TASK TO COMPLETE:
Provide nothing except how many lines of the data contain the word "true".

INFORMATION GIVEN:
------------------------------------------------------------

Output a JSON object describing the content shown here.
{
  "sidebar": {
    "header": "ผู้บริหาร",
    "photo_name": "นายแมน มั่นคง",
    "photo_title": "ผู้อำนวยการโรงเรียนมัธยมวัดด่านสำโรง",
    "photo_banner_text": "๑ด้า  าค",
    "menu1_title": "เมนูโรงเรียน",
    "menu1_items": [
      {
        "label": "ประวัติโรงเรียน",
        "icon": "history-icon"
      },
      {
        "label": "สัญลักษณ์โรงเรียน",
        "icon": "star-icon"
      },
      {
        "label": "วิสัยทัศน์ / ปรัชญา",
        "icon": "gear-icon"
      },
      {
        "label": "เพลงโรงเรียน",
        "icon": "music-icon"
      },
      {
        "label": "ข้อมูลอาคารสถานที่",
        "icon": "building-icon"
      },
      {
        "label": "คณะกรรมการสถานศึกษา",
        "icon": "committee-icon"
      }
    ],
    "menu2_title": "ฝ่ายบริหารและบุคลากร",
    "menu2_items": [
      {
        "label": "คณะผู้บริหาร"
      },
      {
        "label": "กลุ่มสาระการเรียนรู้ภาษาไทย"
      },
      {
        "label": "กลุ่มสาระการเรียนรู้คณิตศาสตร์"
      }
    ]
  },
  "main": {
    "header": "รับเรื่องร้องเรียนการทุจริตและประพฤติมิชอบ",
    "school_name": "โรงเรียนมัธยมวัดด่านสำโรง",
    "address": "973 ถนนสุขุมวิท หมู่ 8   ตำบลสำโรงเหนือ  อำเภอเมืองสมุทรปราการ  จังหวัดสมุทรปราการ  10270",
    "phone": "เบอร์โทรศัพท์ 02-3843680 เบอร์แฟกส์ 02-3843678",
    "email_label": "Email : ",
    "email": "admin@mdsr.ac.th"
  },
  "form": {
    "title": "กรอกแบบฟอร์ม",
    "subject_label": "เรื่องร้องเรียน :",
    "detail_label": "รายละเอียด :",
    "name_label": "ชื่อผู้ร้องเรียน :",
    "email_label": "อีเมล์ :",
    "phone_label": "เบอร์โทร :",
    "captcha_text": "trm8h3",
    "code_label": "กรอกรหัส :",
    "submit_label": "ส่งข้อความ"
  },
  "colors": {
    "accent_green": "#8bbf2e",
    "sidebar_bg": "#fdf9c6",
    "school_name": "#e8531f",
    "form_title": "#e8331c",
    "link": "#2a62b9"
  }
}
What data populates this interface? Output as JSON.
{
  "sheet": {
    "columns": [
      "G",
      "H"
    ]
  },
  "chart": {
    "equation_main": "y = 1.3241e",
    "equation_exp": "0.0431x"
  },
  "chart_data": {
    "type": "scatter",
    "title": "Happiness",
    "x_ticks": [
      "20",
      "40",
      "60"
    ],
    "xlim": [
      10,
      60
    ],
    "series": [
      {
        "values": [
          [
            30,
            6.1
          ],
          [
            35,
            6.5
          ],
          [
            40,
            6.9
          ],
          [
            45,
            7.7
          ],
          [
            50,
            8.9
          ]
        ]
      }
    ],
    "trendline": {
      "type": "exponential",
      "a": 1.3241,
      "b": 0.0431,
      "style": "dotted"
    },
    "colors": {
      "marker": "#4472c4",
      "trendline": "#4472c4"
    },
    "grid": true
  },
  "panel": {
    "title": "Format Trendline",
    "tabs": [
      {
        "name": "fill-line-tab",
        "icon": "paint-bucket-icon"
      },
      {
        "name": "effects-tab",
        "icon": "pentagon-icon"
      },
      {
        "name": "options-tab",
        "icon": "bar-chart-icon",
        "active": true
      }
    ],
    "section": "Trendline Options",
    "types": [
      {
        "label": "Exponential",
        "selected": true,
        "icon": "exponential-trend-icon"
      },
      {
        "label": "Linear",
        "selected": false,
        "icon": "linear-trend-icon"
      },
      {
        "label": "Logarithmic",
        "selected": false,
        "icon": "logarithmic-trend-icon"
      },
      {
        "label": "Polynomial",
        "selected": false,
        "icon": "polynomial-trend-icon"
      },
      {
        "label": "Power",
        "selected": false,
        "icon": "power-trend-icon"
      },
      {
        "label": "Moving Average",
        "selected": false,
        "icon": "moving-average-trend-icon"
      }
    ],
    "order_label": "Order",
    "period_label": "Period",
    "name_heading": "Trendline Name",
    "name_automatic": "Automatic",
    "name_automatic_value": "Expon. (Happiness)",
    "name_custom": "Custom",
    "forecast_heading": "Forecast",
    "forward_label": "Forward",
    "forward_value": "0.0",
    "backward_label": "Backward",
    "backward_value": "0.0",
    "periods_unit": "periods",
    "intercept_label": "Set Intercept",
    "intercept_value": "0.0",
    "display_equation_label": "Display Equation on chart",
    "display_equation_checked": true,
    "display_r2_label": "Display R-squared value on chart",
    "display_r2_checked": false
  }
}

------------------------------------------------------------

TASK OUTPUT:
4